TASK INSTRUCTIONS:
Print out each record, keeping it identical to the original.
**** DATA FOR PROCESSING
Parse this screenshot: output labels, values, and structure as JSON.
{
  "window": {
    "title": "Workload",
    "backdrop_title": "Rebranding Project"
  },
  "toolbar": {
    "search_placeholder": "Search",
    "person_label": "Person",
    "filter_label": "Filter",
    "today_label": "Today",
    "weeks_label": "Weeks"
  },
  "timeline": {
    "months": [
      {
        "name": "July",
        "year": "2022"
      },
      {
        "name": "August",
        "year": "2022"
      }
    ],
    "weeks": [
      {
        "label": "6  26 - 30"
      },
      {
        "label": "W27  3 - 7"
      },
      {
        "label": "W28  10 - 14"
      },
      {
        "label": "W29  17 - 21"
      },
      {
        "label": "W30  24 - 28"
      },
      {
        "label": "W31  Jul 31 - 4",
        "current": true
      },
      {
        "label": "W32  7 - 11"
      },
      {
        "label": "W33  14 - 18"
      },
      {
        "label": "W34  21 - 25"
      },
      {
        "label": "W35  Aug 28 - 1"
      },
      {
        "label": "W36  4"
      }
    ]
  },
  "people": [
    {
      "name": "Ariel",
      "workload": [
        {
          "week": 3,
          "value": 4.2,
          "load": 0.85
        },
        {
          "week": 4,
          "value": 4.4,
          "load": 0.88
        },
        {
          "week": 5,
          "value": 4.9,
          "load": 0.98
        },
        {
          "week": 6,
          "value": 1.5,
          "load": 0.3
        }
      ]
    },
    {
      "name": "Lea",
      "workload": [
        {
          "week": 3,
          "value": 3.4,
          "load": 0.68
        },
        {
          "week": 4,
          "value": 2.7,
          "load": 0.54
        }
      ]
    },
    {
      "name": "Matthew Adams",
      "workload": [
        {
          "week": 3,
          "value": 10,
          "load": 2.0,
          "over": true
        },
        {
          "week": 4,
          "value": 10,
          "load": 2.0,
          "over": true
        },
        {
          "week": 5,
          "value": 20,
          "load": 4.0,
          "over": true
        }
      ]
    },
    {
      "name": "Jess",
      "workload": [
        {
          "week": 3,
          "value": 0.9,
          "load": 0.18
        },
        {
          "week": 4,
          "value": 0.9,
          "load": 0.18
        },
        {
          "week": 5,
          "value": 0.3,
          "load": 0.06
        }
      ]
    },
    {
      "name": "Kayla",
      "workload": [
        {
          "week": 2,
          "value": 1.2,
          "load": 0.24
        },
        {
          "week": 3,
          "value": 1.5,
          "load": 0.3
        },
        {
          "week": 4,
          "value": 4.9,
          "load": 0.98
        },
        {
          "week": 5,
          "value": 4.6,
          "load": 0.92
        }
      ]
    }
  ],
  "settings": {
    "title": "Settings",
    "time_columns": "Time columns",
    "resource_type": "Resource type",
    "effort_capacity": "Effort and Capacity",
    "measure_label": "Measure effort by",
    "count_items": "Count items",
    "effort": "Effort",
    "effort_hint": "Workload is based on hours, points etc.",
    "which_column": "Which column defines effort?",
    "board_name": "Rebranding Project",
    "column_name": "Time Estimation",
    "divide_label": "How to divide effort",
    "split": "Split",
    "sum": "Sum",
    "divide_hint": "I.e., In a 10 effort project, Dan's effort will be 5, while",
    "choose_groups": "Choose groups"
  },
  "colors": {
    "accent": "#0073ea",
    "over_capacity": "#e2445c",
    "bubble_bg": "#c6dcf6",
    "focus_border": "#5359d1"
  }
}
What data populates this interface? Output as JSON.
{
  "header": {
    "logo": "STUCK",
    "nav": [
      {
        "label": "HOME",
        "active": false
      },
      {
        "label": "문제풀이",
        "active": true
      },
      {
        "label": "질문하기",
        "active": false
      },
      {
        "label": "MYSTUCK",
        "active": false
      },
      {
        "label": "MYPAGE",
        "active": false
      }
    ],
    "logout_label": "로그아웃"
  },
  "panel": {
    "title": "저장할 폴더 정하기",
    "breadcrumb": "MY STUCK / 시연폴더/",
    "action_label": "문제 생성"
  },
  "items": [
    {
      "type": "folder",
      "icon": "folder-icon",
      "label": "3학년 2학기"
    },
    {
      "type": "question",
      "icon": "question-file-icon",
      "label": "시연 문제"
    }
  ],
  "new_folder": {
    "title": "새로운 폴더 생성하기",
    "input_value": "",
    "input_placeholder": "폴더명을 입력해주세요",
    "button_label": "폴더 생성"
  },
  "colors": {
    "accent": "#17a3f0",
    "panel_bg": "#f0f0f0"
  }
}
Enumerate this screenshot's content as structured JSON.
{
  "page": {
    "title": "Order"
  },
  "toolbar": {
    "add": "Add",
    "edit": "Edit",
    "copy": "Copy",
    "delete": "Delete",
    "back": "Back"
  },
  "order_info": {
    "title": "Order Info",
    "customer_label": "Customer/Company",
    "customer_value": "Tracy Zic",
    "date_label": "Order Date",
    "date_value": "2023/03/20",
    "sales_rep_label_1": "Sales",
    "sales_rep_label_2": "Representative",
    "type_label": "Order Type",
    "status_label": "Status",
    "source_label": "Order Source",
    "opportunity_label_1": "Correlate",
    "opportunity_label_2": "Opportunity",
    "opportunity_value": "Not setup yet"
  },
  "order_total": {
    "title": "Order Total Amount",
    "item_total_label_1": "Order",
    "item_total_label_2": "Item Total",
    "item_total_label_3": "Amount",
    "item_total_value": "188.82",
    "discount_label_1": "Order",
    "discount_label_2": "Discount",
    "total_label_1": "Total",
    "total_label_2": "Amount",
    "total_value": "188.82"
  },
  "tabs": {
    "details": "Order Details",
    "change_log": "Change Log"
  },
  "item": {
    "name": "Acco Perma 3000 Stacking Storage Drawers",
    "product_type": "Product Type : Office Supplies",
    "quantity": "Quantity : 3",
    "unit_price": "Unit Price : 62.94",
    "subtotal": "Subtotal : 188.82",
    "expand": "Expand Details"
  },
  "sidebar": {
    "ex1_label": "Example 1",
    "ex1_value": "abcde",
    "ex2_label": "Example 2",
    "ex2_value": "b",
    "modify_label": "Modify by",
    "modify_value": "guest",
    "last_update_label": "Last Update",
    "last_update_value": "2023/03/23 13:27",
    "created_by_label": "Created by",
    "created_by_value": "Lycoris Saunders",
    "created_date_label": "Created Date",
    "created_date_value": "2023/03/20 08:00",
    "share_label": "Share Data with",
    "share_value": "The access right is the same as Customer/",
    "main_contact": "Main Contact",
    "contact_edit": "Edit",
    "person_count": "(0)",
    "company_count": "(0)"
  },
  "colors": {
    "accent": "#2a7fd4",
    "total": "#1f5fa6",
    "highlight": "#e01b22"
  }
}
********
OUTPUT FOR THIS EXERCISE:
Parse this screenshot: output labels, values, and structure as JSON.
{
  "window": {
    "title": "Workload",
    "backdrop_title": "Rebranding Project"
  },
  "toolbar": {
    "search_placeholder": "Search",
    "person_label": "Person",
    "filter_label": "Filter",
    "today_label": "Today",
    "weeks_label": "Weeks"
  },
  "timeline": {
    "months": [
      {
        "name": "July",
        "year": "2022"
      },
      {
        "name": "August",
        "year": "2022"
      }
    ],
    "weeks": [
      {
        "label": "6  26 - 30"
      },
      {
        "label": "W27  3 - 7"
      },
      {
        "label": "W28  10 - 14"
      },
      {
        "label": "W29  17 - 21"
      },
      {
        "label": "W30  24 - 28"
      },
      {
        "label": "W31  Jul 31 - 4",
        "current": true
      },
      {
        "label": "W32  7 - 11"
      },
      {
        "label": "W33  14 - 18"
      },
      {
        "label": "W34  21 - 25"
      },
      {
        "label": "W35  Aug 28 - 1"
      },
      {
        "label": "W36  4"
      }
    ]
  },
  "people": [
    {
      "name": "Ariel",
      "workload": [
        {
          "week": 3,
          "value": 4.2,
          "load": 0.85
        },
        {
          "week": 4,
          "value": 4.4,
          "load": 0.88
        },
        {
          "week": 5,
          "value": 4.9,
          "load": 0.98
        },
        {
          "week": 6,
          "value": 1.5,
          "load": 0.3
        }
      ]
    },
    {
      "name": "Lea",
      "workload": [
        {
          "week": 3,
          "value": 3.4,
          "load": 0.68
        },
        {
          "week": 4,
          "value": 2.7,
          "load": 0.54
        }
      ]
    },
    {
      "name": "Matthew Adams",
      "workload": [
        {
          "week": 3,
          "value": 10,
          "load": 2.0,
          "over": true
        },
        {
          "week": 4,
          "value": 10,
          "load": 2.0,
          "over": true
        },
        {
          "week": 5,
          "value": 20,
          "load": 4.0,
          "over": true
        }
      ]
    },
    {
      "name": "Jess",
      "workload": [
        {
          "week": 3,
          "value": 0.9,
          "load": 0.18
        },
        {
          "week": 4,
          "value": 0.9,
          "load": 0.18
        },
        {
          "week": 5,
          "value": 0.3,
          "load": 0.06
        }
      ]
    },
    {
      "name": "Kayla",
      "workload": [
        {
          "week": 2,
          "value": 1.2,
          "load": 0.24
        },
        {
          "week": 3,
          "value": 1.5,
          "load": 0.3
        },
        {
          "week": 4,
          "value": 4.9,
          "load": 0.98
        },
        {
          "week": 5,
          "value": 4.6,
          "load": 0.92
        }
      ]
    }
  ],
  "settings": {
    "title": "Settings",
    "time_columns": "Time columns",
    "resource_type": "Resource type",
    "effort_capacity": "Effort and Capacity",
    "measure_label": "Measure effort by",
    "count_items": "Count items",
    "effort": "Effort",
    "effort_hint": "Workload is based on hours, points etc.",
    "which_column": "Which column defines effort?",
    "board_name": "Rebranding Project",
    "column_name": "Time Estimation",
    "divide_label": "How to divide effort",
    "split": "Split",
    "sum": "Sum",
    "divide_hint": "I.e., In a 10 effort project, Dan's effort will be 5, while",
    "choose_groups": "Choose groups"
  },
  "colors": {
    "accent": "#0073ea",
    "over_capacity": "#e2445c",
    "bubble_bg": "#c6dcf6",
    "focus_border": "#5359d1"
  }
}
What data populates this interface? Output as JSON.
{
  "header": {
    "logo": "STUCK",
    "nav": [
      {
        "label": "HOME",
        "active": false
      },
      {
        "label": "문제풀이",
        "active": true
      },
      {
        "label": "질문하기",
        "active": false
      },
      {
        "label": "MYSTUCK",
        "active": false
      },
      {
        "label": "MYPAGE",
        "active": false
      }
    ],
    "logout_label": "로그아웃"
  },
  "panel": {
    "title": "저장할 폴더 정하기",
    "breadcrumb": "MY STUCK / 시연폴더/",
    "action_label": "문제 생성"
  },
  "items": [
    {
      "type": "folder",
      "icon": "folder-icon",
      "label": "3학년 2학기"
    },
    {
      "type": "question",
      "icon": "question-file-icon",
      "label": "시연 문제"
    }
  ],
  "new_folder": {
    "title": "새로운 폴더 생성하기",
    "input_value": "",
    "input_placeholder": "폴더명을 입력해주세요",
    "button_label": "폴더 생성"
  },
  "colors": {
    "accent": "#17a3f0",
    "panel_bg": "#f0f0f0"
  }
}
Enumerate this screenshot's content as structured JSON.
{
  "page": {
    "title": "Order"
  },
  "toolbar": {
    "add": "Add",
    "edit": "Edit",
    "copy": "Copy",
    "delete": "Delete",
    "back": "Back"
  },
  "order_info": {
    "title": "Order Info",
    "customer_label": "Customer/Company",
    "customer_value": "Tracy Zic",
    "date_label": "Order Date",
    "date_value": "2023/03/20",
    "sales_rep_label_1": "Sales",
    "sales_rep_label_2": "Representative",
    "type_label": "Order Type",
    "status_label": "Status",
    "source_label": "Order Source",
    "opportunity_label_1": "Correlate",
    "opportunity_label_2": "Opportunity",
    "opportunity_value": "Not setup yet"
  },
  "order_total": {
    "title": "Order Total Amount",
    "item_total_label_1": "Order",
    "item_total_label_2": "Item Total",
    "item_total_label_3": "Amount",
    "item_total_value": "188.82",
    "discount_label_1": "Order",
    "discount_label_2": "Discount",
    "total_label_1": "Total",
    "total_label_2": "Amount",
    "total_value": "188.82"
  },
  "tabs": {
    "details": "Order Details",
    "change_log": "Change Log"
  },
  "item": {
    "name": "Acco Perma 3000 Stacking Storage Drawers",
    "product_type": "Product Type : Office Supplies",
    "quantity": "Quantity : 3",
    "unit_price": "Unit Price : 62.94",
    "subtotal": "Subtotal : 188.82",
    "expand": "Expand Details"
  },
  "sidebar": {
    "ex1_label": "Example 1",
    "ex1_value": "abcde",
    "ex2_label": "Example 2",
    "ex2_value": "b",
    "modify_label": "Modify by",
    "modify_value": "guest",
    "last_update_label": "Last Update",
    "last_update_value": "2023/03/23 13:27",
    "created_by_label": "Created by",
    "created_by_value": "Lycoris Saunders",
    "created_date_label": "Created Date",
    "created_date_value": "2023/03/20 08:00",
    "share_label": "Share Data with",
    "share_value": "The access right is the same as Customer/",
    "main_contact": "Main Contact",
    "contact_edit": "Edit",
    "person_count": "(0)",
    "company_count": "(0)"
  },
  "colors": {
    "accent": "#2a7fd4",
    "total": "#1f5fa6",
    "highlight": "#e01b22"
  }
}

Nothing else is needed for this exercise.